A Semiconductor is a solid material that has electrical conductivity in between a conductor and an insulator. Semiconductors are important in electronic technology. The electronic components made of semiconductor materials, are essential in modern consumer electronics such as computers, mobile phones and digital audio players. Silicon is used to create most semiconductors commercially. Semiconductor devices are electronic components that exploit the electronic properties, of semiconductor materials, principally silicon, germanium, gallium, a reside. Semiconductor devices have replaced thermionic devices (vacuum tubes) in most applications. They use electronic conductor in the solid state as opposed to the gaseous state in a high vacuum. Semiconductor devices are manufactured both as single discrete devices and as integrated circuits (ICS). By far silicon (SI) is the most widely used material in semiconductor devices. Its combination of low raw material cost, relatively simple processing and a useful temperature range make it currently the best among the various competition materials.

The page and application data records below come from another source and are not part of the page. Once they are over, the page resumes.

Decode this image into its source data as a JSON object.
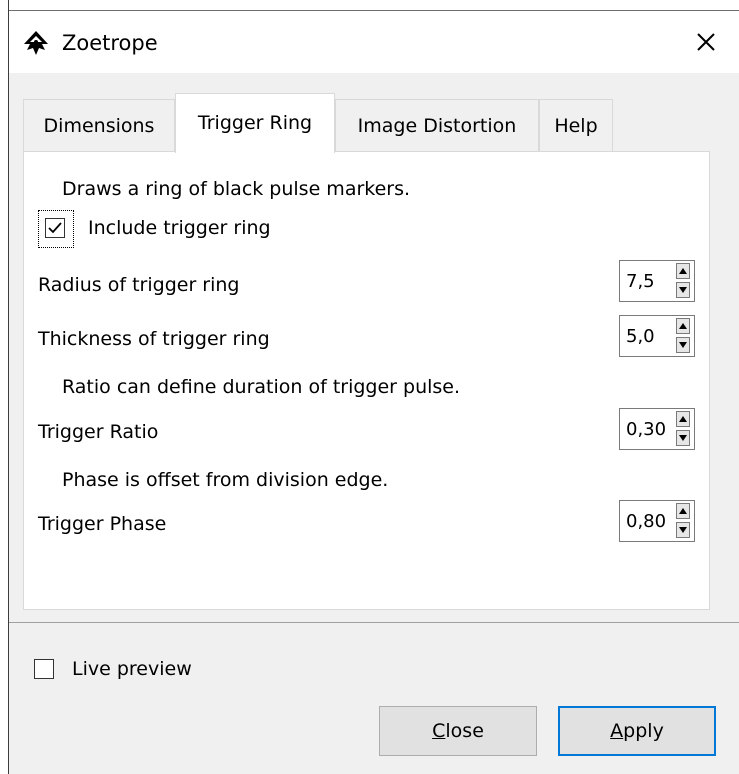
{
  "window": {
    "title": "Zoetrope",
    "icon": "inkscape-logo-icon",
    "close_icon": "close-icon"
  },
  "tabs": [
    {
      "label": "Dimensions",
      "active": false
    },
    {
      "label": "Trigger Ring",
      "active": true
    },
    {
      "label": "Image Distortion",
      "active": false
    },
    {
      "label": "Help",
      "active": false
    }
  ],
  "panel": {
    "intro": "Draws a ring of black pulse markers.",
    "include_trigger_ring": {
      "label": "Include trigger ring",
      "checked": true
    },
    "radius": {
      "label": "Radius of trigger ring",
      "value": "7,5"
    },
    "thickness": {
      "label": "Thickness of trigger ring",
      "value": "5,0"
    },
    "ratio_note": "Ratio can define duration of trigger pulse.",
    "ratio": {
      "label": "Trigger Ratio",
      "value": "0,30"
    },
    "phase_note": "Phase is offset from division edge.",
    "phase": {
      "label": "Trigger Phase",
      "value": "0,80"
    }
  },
  "footer": {
    "live_preview": {
      "label": "Live preview",
      "checked": false
    },
    "close_button": {
      "mnemonic": "C",
      "rest": "lose"
    },
    "apply_button": {
      "mnemonic": "A",
      "rest": "pply"
    }
  },
  "colors": {
    "accent": "#0078d7",
    "window_bg": "#f0f0f0",
    "panel_bg": "#ffffff"
  }
}
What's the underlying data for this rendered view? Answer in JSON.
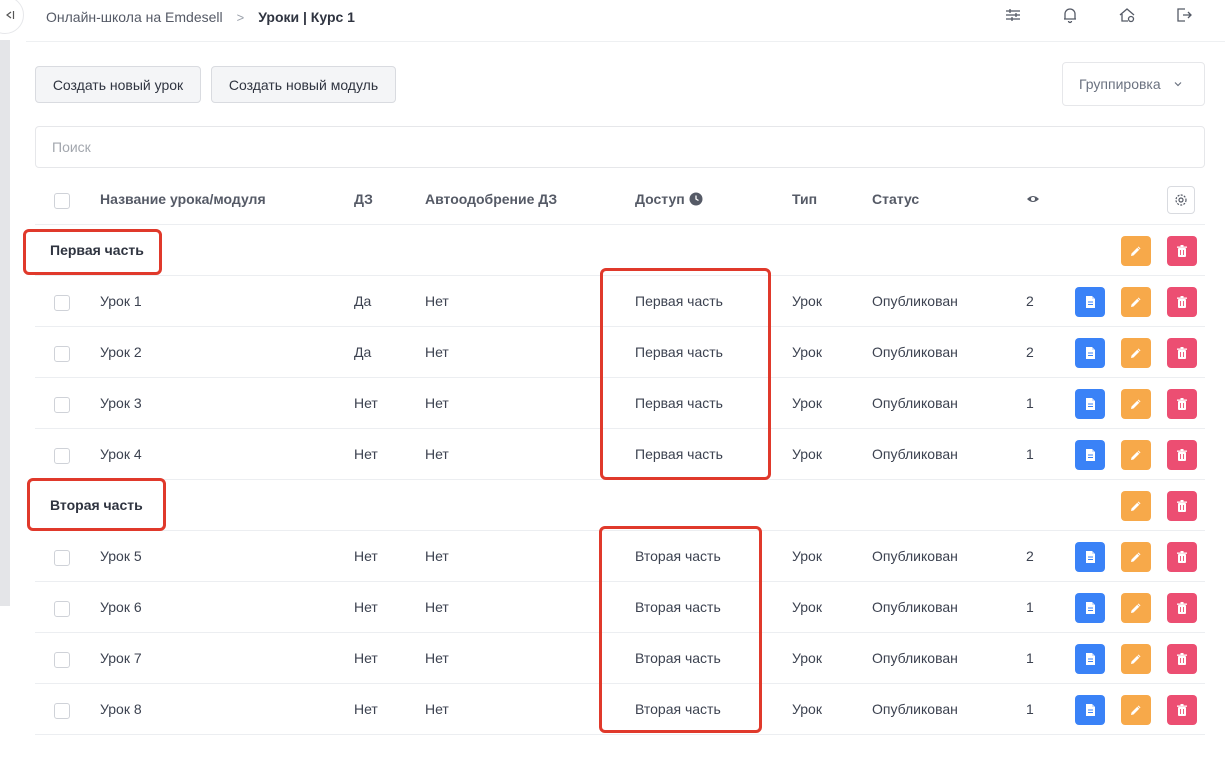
{
  "breadcrumb": {
    "school": "Онлайн-школа на Emdesell",
    "separator": ">",
    "current": "Уроки | Курс 1"
  },
  "header_icons": [
    "filter-sliders-icon",
    "bell-icon",
    "home-settings-icon",
    "logout-icon"
  ],
  "toolbar": {
    "create_lesson": "Создать новый урок",
    "create_module": "Создать новый модуль",
    "grouping": "Группировка"
  },
  "search": {
    "placeholder": "Поиск"
  },
  "table": {
    "headers": {
      "name": "Название урока/модуля",
      "homework": "ДЗ",
      "auto_approve": "Автоодобрение ДЗ",
      "access": "Доступ",
      "type": "Тип",
      "status": "Статус"
    },
    "modules": [
      {
        "title": "Первая часть",
        "lessons": [
          {
            "name": "Урок 1",
            "homework": "Да",
            "auto_approve": "Нет",
            "access": "Первая часть",
            "type": "Урок",
            "status": "Опубликован",
            "views": "2"
          },
          {
            "name": "Урок 2",
            "homework": "Да",
            "auto_approve": "Нет",
            "access": "Первая часть",
            "type": "Урок",
            "status": "Опубликован",
            "views": "2"
          },
          {
            "name": "Урок 3",
            "homework": "Нет",
            "auto_approve": "Нет",
            "access": "Первая часть",
            "type": "Урок",
            "status": "Опубликован",
            "views": "1"
          },
          {
            "name": "Урок 4",
            "homework": "Нет",
            "auto_approve": "Нет",
            "access": "Первая часть",
            "type": "Урок",
            "status": "Опубликован",
            "views": "1"
          }
        ]
      },
      {
        "title": "Вторая часть",
        "lessons": [
          {
            "name": "Урок 5",
            "homework": "Нет",
            "auto_approve": "Нет",
            "access": "Вторая часть",
            "type": "Урок",
            "status": "Опубликован",
            "views": "2"
          },
          {
            "name": "Урок 6",
            "homework": "Нет",
            "auto_approve": "Нет",
            "access": "Вторая часть",
            "type": "Урок",
            "status": "Опубликован",
            "views": "1"
          },
          {
            "name": "Урок 7",
            "homework": "Нет",
            "auto_approve": "Нет",
            "access": "Вторая часть",
            "type": "Урок",
            "status": "Опубликован",
            "views": "1"
          },
          {
            "name": "Урок 8",
            "homework": "Нет",
            "auto_approve": "Нет",
            "access": "Вторая часть",
            "type": "Урок",
            "status": "Опубликован",
            "views": "1"
          }
        ]
      }
    ]
  },
  "colors": {
    "doc_button": "#3a82f7",
    "edit_button": "#f7a94a",
    "delete_button": "#ec4e72",
    "highlight": "#e0392b"
  }
}
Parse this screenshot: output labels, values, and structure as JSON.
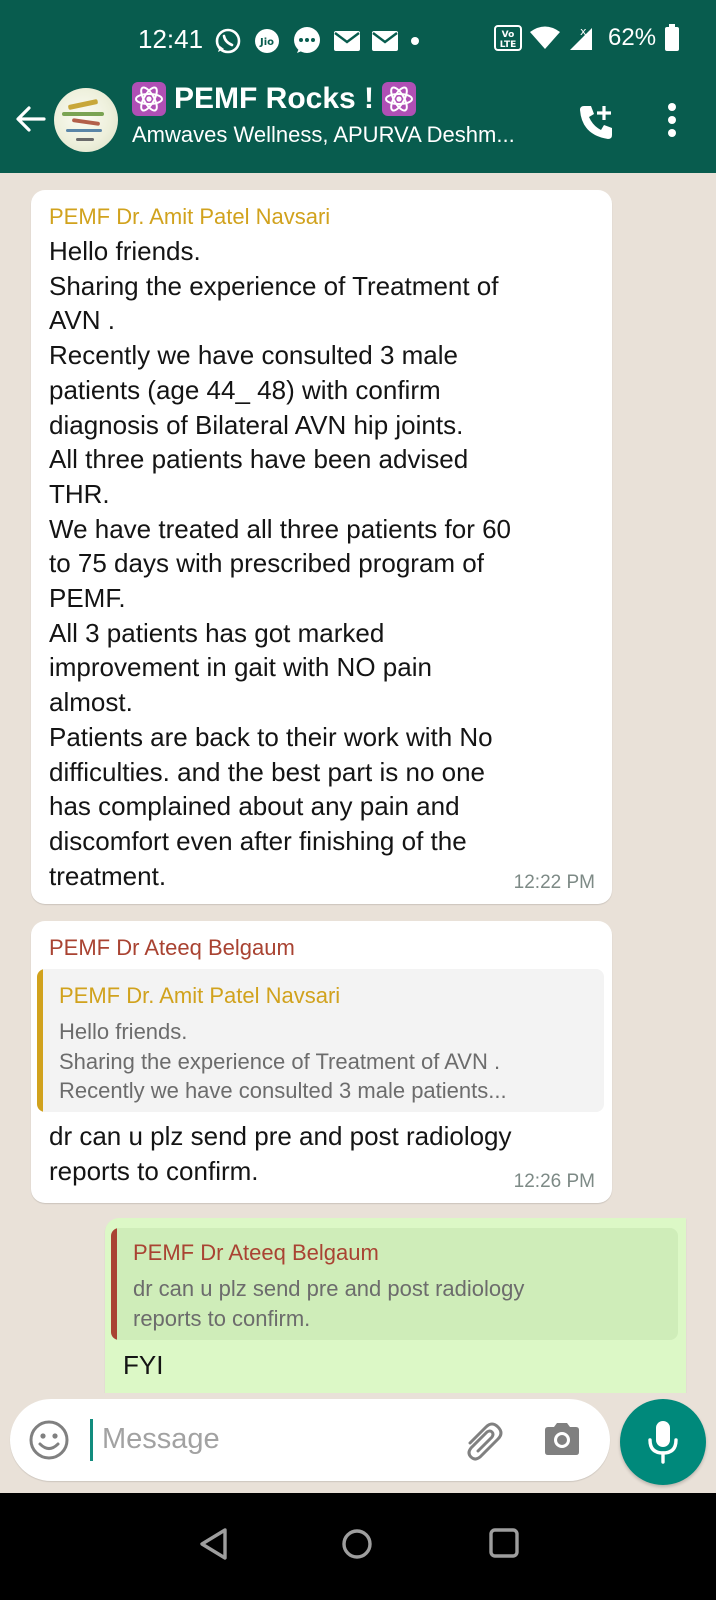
{
  "status_bar": {
    "time": "12:41",
    "battery": "62%",
    "icons": [
      "whatsapp-icon",
      "jio-icon",
      "chat-icon",
      "mail-icon",
      "mail-icon",
      "dot-icon",
      "volte-icon",
      "wifi-icon",
      "signal-icon",
      "battery-icon"
    ]
  },
  "header": {
    "group_name": "PEMF Rocks !",
    "members": "Amwaves Wellness, APURVA Deshm...",
    "icons": [
      "back-arrow-icon",
      "atom-emoji-icon",
      "add-call-icon",
      "more-vert-icon"
    ]
  },
  "messages": [
    {
      "sender": "PEMF Dr. Amit Patel Navsari",
      "sender_color": "#d1a21d",
      "text": "Hello friends.\nSharing the experience of Treatment of\nAVN .\nRecently we have consulted 3  male\npatients  (age 44_ 48) with confirm\ndiagnosis of Bilateral AVN hip joints.\nAll three patients have been advised\nTHR.\nWe have treated all three patients for 60\nto 75 days with prescribed program of\nPEMF.\nAll 3 patients has got marked\nimprovement in gait with NO pain\nalmost.\nPatients are back to their work with No\ndifficulties. and the best part is no one\nhas complained about any pain and\ndiscomfort even after finishing of the\ntreatment.",
      "time": "12:22 PM"
    },
    {
      "sender": "PEMF Dr Ateeq Belgaum",
      "sender_color": "#a94332",
      "quote": {
        "sender": "PEMF Dr. Amit Patel Navsari",
        "sender_color": "#d1a21d",
        "text": "Hello friends.\nSharing the experience of Treatment of AVN .\nRecently we have consulted 3  male patients..."
      },
      "text": "dr can u plz send pre and post radiology\nreports to confirm.",
      "time": "12:26 PM"
    },
    {
      "outgoing": true,
      "quote": {
        "sender": "PEMF Dr Ateeq Belgaum",
        "sender_color": "#a94332",
        "text": "dr can u plz send pre and post radiology\nreports to confirm."
      },
      "text": "FYI"
    }
  ],
  "composer": {
    "placeholder": "Message",
    "icons": [
      "emoji-icon",
      "attach-icon",
      "camera-icon",
      "mic-icon"
    ]
  },
  "nav_bar": {
    "icons": [
      "nav-back-icon",
      "nav-home-icon",
      "nav-recents-icon"
    ]
  }
}
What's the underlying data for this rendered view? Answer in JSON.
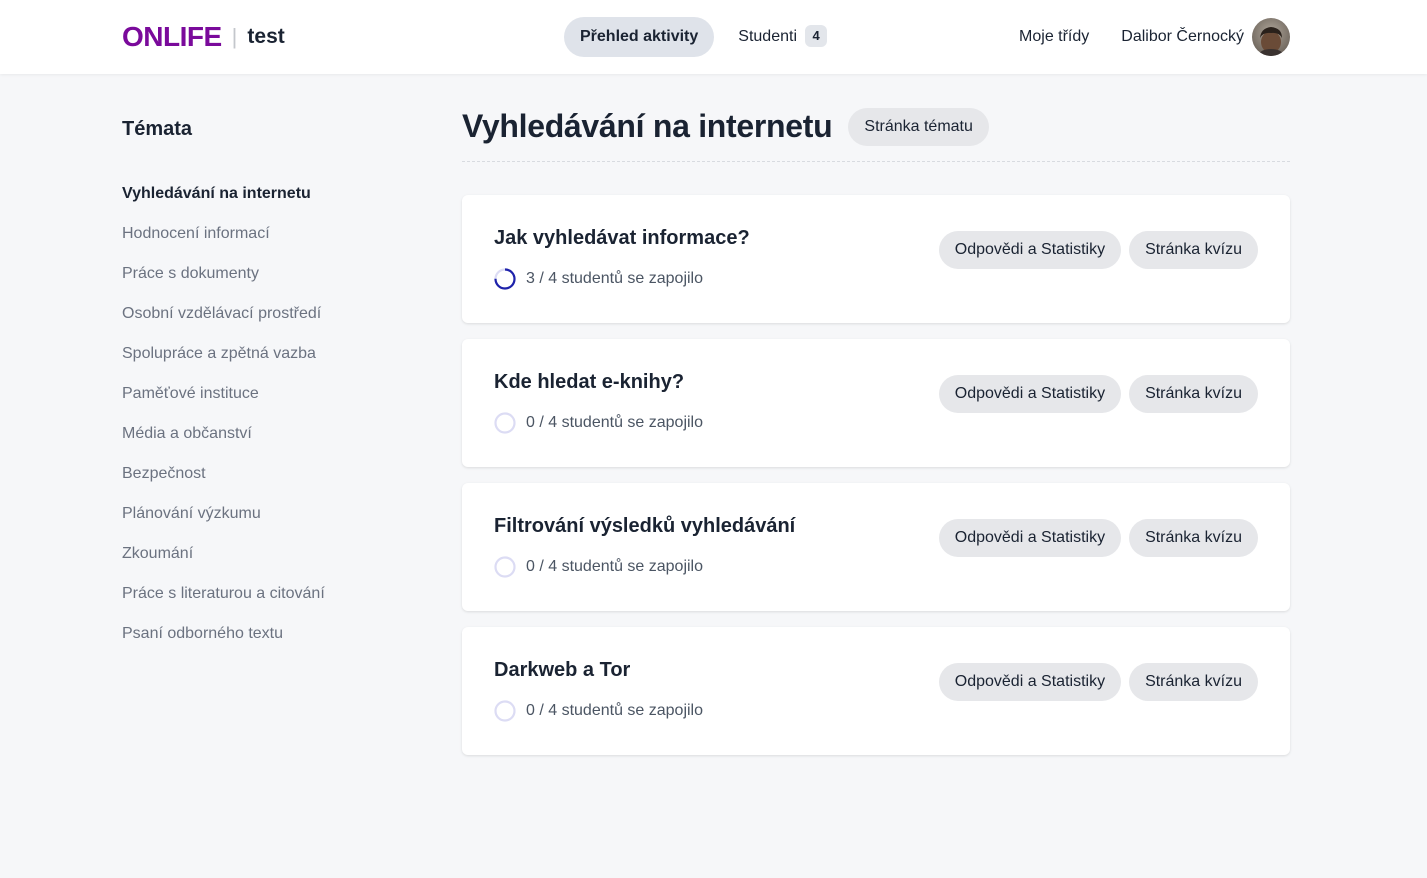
{
  "header": {
    "brand": "ONLIFE",
    "separator": "|",
    "class_name": "test",
    "tabs": [
      {
        "label": "Přehled aktivity",
        "active": true
      },
      {
        "label": "Studenti",
        "count": "4"
      }
    ],
    "my_classes": "Moje třídy",
    "user_name": "Dalibor Černocký"
  },
  "sidebar": {
    "title": "Témata",
    "items": [
      {
        "label": "Vyhledávání na internetu",
        "active": true
      },
      {
        "label": "Hodnocení informací"
      },
      {
        "label": "Práce s dokumenty"
      },
      {
        "label": "Osobní vzdělávací prostředí"
      },
      {
        "label": "Spolupráce a zpětná vazba"
      },
      {
        "label": "Paměťové instituce"
      },
      {
        "label": "Média a občanství"
      },
      {
        "label": "Bezpečnost"
      },
      {
        "label": "Plánování výzkumu"
      },
      {
        "label": "Zkoumání"
      },
      {
        "label": "Práce s literaturou a citování"
      },
      {
        "label": "Psaní odborného textu"
      }
    ]
  },
  "main": {
    "topic_title": "Vyhledávání na internetu",
    "topic_page_button": "Stránka tématu",
    "quizzes": [
      {
        "title": "Jak vyhledávat informace?",
        "progress_text": "3 / 4 studentů se zapojilo",
        "joined": 3,
        "total": 4,
        "stats_button": "Odpovědi a Statistiky",
        "quiz_button": "Stránka kvízu"
      },
      {
        "title": "Kde hledat e-knihy?",
        "progress_text": "0 / 4 studentů se zapojilo",
        "joined": 0,
        "total": 4,
        "stats_button": "Odpovědi a Statistiky",
        "quiz_button": "Stránka kvízu"
      },
      {
        "title": "Filtrování výsledků vyhledávání",
        "progress_text": "0 / 4 studentů se zapojilo",
        "joined": 0,
        "total": 4,
        "stats_button": "Odpovědi a Statistiky",
        "quiz_button": "Stránka kvízu"
      },
      {
        "title": "Darkweb a Tor",
        "progress_text": "0 / 4 studentů se zapojilo",
        "joined": 0,
        "total": 4,
        "stats_button": "Odpovědi a Statistiky",
        "quiz_button": "Stránka kvízu"
      }
    ]
  },
  "colors": {
    "brand": "#7a0a9b",
    "progress_fill": "#1e22aa",
    "progress_track": "#dcdcf4"
  },
  "icons": {
    "avatar": "user-avatar-photo",
    "progress": "progress-ring-icon"
  }
}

Uses of Semiconductor (i) In manufacturing of electronic goods, e.g- computers, mobile phones, digital audio players. (ii) Also used in digital circuits like microprocessors. (iii) Also used in power semiconductor devices intended for high current or high voltage applications. This is also used in smart power devices.